Reference: Кобак А. В., Пирютко Ю. М. Очерк истории петербургского некрополя // Исторические кладбища Петербурга: Справ.-путеводитель. СПб., 1993. С. 7-14.

Y. M. Piryutko.

Akhmatova Anna Andreevna
Dostoevsky Fedor Mikhailovich
Ivan V Alexeevich, Tsar
Kutuzov (Golenishchev-Kutuzov) Mikhail Illarionovich, Gracious Prince
Likhachev Dmitry Sergeevich
Martynov Alexander Evstafievich
Martynov Andrey Efimovich
Mendeleev Dmitry Ivanovich
Nekrasov Nikolay Alexeevich
Paul (Pavel) I, Emperor
Peter I, Emperor
Peter II, Emperor
Praskovya Fedorovna, Tsarina
Sergiyev (Kronshtadsky) Ioann Ilyich, the Saint
Sheremetev Boris Petrovich, Count
Sobchak Anatoly Alexandrovich
Suvorov Alexander Arkadievich, Count
Tchaikovsky Peter Ilyich
Turgenev Ivan Sergeevich
Weber Friedrich Christian
Zaykov Lev Nikolaevich

Liteiny Ave/Saint Petersburg, city
Nevsky prospect/Saint Petersburg, city
The Field of Mars/Saint Petersburg, city

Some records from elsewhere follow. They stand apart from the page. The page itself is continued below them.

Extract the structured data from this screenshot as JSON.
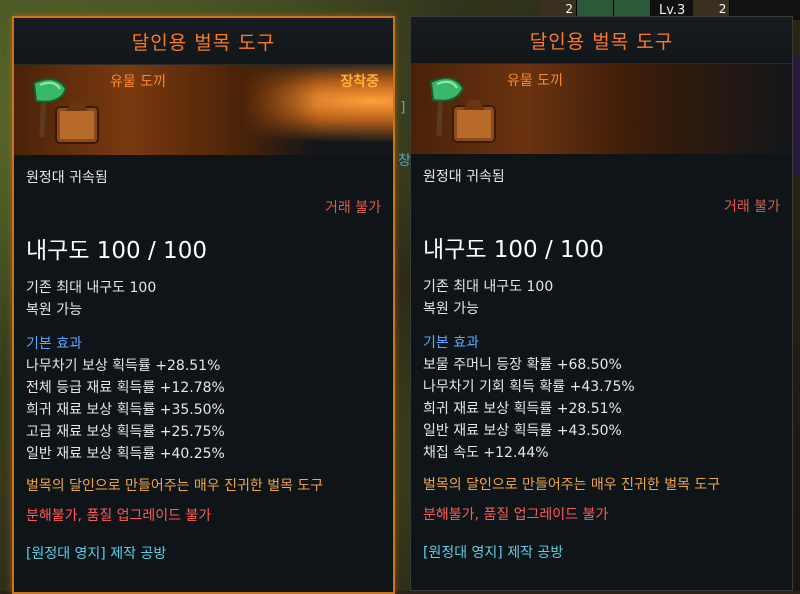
{
  "topbar": {
    "count1": "2",
    "level": "Lv.3",
    "count2": "2"
  },
  "background": {
    "glyph1": "]",
    "glyph2": "창"
  },
  "colors": {
    "title": "#ff7a24",
    "item_type": "#ff8a2a",
    "equipped_badge": "#ffb23a",
    "trade": "#e05a50",
    "section": "#5aa8ff",
    "description": "#f0a64a",
    "restriction": "#ff5a5a",
    "source": "#5ad0e8",
    "equipped_border": "#c8751c"
  },
  "tooltips": [
    {
      "title": "달인용 벌목 도구",
      "item_type": "유물 도끼",
      "equipped_label": "장착중",
      "icon": "axe-icon",
      "bound": "원정대 귀속됨",
      "trade": "거래 불가",
      "durability": "내구도 100 / 100",
      "max_durability": "기존 최대 내구도 100",
      "repairable": "복원 가능",
      "section_label": "기본 효과",
      "effects": [
        "나무차기 보상 획득률 +28.51%",
        "전체 등급 재료 획득률 +12.78%",
        "희귀 재료 보상 획득률 +35.50%",
        "고급 재료 보상 획득률 +25.75%",
        "일반 재료 보상 획득률 +40.25%"
      ],
      "description": "벌목의 달인으로 만들어주는 매우 진귀한 벌목 도구",
      "restriction_a": "분해불가",
      "restriction_sep": ", ",
      "restriction_b": "품질 업그레이드 불가",
      "source": "[원정대 영지] 제작 공방"
    },
    {
      "title": "달인용 벌목 도구",
      "item_type": "유물 도끼",
      "icon": "axe-icon",
      "bound": "원정대 귀속됨",
      "trade": "거래 불가",
      "durability": "내구도 100 / 100",
      "max_durability": "기존 최대 내구도 100",
      "repairable": "복원 가능",
      "section_label": "기본 효과",
      "effects": [
        "보물 주머니 등장 확률 +68.50%",
        "나무차기 기회 획득 확률 +43.75%",
        "희귀 재료 보상 획득률 +28.51%",
        "일반 재료 보상 획득률 +43.50%",
        "채집 속도 +12.44%"
      ],
      "description": "벌목의 달인으로 만들어주는 매우 진귀한 벌목 도구",
      "restriction_a": "분해불가",
      "restriction_sep": ", ",
      "restriction_b": "품질 업그레이드 불가",
      "source": "[원정대 영지] 제작 공방"
    }
  ]
}
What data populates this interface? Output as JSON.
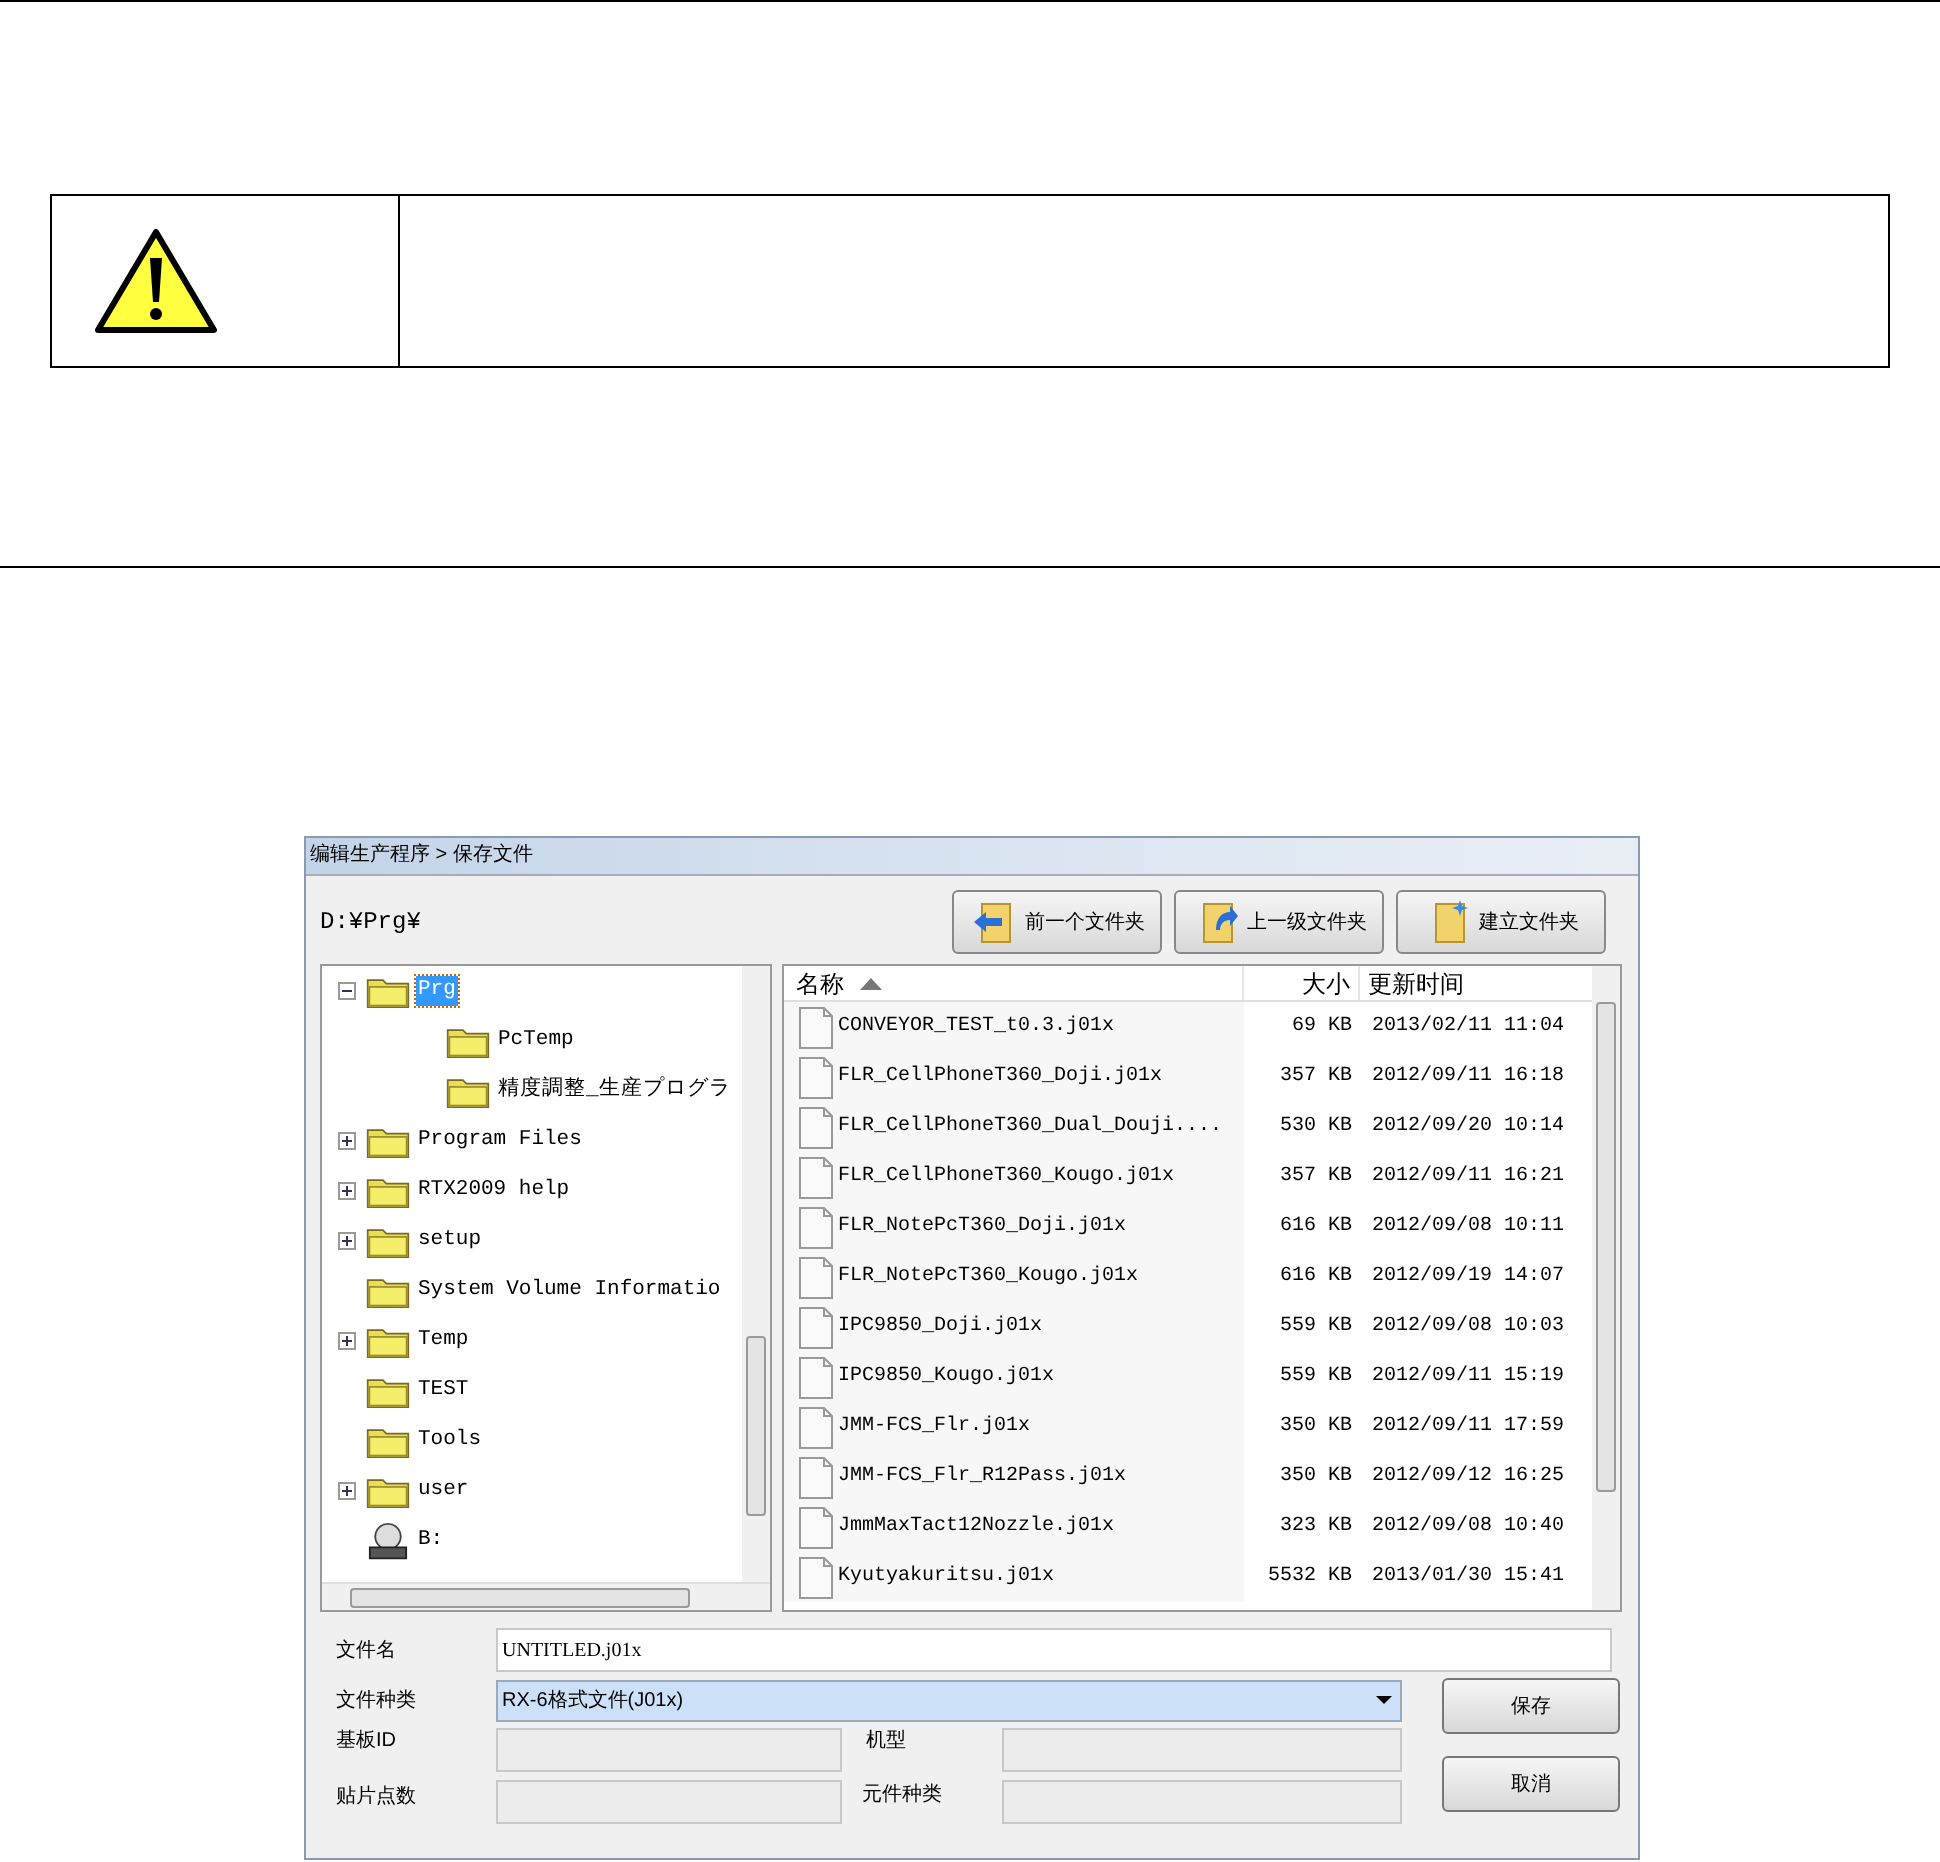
{
  "dialog": {
    "title": "编辑生产程序 > 保存文件",
    "path": "D:¥Prg¥",
    "toolbar": [
      {
        "label": "前一个文件夹",
        "kind": "back"
      },
      {
        "label": "上一级文件夹",
        "kind": "up"
      },
      {
        "label": "建立文件夹",
        "kind": "new"
      }
    ],
    "tree": [
      {
        "label": "Prg",
        "kind": "folder",
        "expanded": true,
        "selected": true,
        "children": [
          {
            "label": "PcTemp",
            "kind": "folder",
            "selected": false
          },
          {
            "label": "精度調整_生産プログラ",
            "kind": "folder",
            "selected": false
          }
        ]
      },
      {
        "label": "Program Files",
        "kind": "folder",
        "expanded": false,
        "selected": false
      },
      {
        "label": "RTX2009 help",
        "kind": "folder",
        "expanded": false,
        "selected": false
      },
      {
        "label": "setup",
        "kind": "folder",
        "expanded": false,
        "selected": false
      },
      {
        "label": "System Volume Informatio",
        "kind": "folder",
        "selected": false
      },
      {
        "label": "Temp",
        "kind": "folder",
        "expanded": false,
        "selected": false
      },
      {
        "label": "TEST",
        "kind": "folder",
        "selected": false
      },
      {
        "label": "Tools",
        "kind": "folder",
        "selected": false
      },
      {
        "label": "user",
        "kind": "folder",
        "expanded": false,
        "selected": false
      },
      {
        "label": "B:",
        "kind": "drive",
        "selected": false
      }
    ],
    "file_list": {
      "columns": [
        "名称",
        "大小",
        "更新时间"
      ],
      "rows": [
        {
          "name": "CONVEYOR_TEST_t0.3.j01x",
          "size": "69 KB",
          "modified": "2013/02/11 11:04"
        },
        {
          "name": "FLR_CellPhoneT360_Doji.j01x",
          "size": "357 KB",
          "modified": "2012/09/11 16:18"
        },
        {
          "name": "FLR_CellPhoneT360_Dual_Douji....",
          "size": "530 KB",
          "modified": "2012/09/20 10:14"
        },
        {
          "name": "FLR_CellPhoneT360_Kougo.j01x",
          "size": "357 KB",
          "modified": "2012/09/11 16:21"
        },
        {
          "name": "FLR_NotePcT360_Doji.j01x",
          "size": "616 KB",
          "modified": "2012/09/08 10:11"
        },
        {
          "name": "FLR_NotePcT360_Kougo.j01x",
          "size": "616 KB",
          "modified": "2012/09/19 14:07"
        },
        {
          "name": "IPC9850_Doji.j01x",
          "size": "559 KB",
          "modified": "2012/09/08 10:03"
        },
        {
          "name": "IPC9850_Kougo.j01x",
          "size": "559 KB",
          "modified": "2012/09/11 15:19"
        },
        {
          "name": "JMM-FCS_Flr.j01x",
          "size": "350 KB",
          "modified": "2012/09/11 17:59"
        },
        {
          "name": "JMM-FCS_Flr_R12Pass.j01x",
          "size": "350 KB",
          "modified": "2012/09/12 16:25"
        },
        {
          "name": "JmmMaxTact12Nozzle.j01x",
          "size": "323 KB",
          "modified": "2012/09/08 10:40"
        },
        {
          "name": "Kyutyakuritsu.j01x",
          "size": "5532 KB",
          "modified": "2013/01/30 15:41"
        }
      ]
    },
    "file_name": {
      "label": "文件名",
      "value": "UNTITLED.j01x"
    },
    "file_type": {
      "label": "文件种类",
      "value": "RX-6格式文件(J01x)"
    },
    "board_id": {
      "label": "基板ID"
    },
    "model": {
      "label": "机型"
    },
    "placement_points": {
      "label": "贴片点数"
    },
    "component_type": {
      "label": "元件种类"
    },
    "buttons": [
      "保存",
      "取消"
    ]
  }
}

Кобак А. В., Пирютко Ю. М. Очерк истории петербургского некрополя // Исторические кладбища Петербурга: Справ.-путеводитель. СПб., 1993

The subject Index
Alexander Nevsky Lavra
SS. Peter and Paul Cathedral
Imperial Funerals
Volkovskoe Cemeteries
Field of Mars (Marsovo Pole), ensemble
February Revolution of 1917
Tauride Palace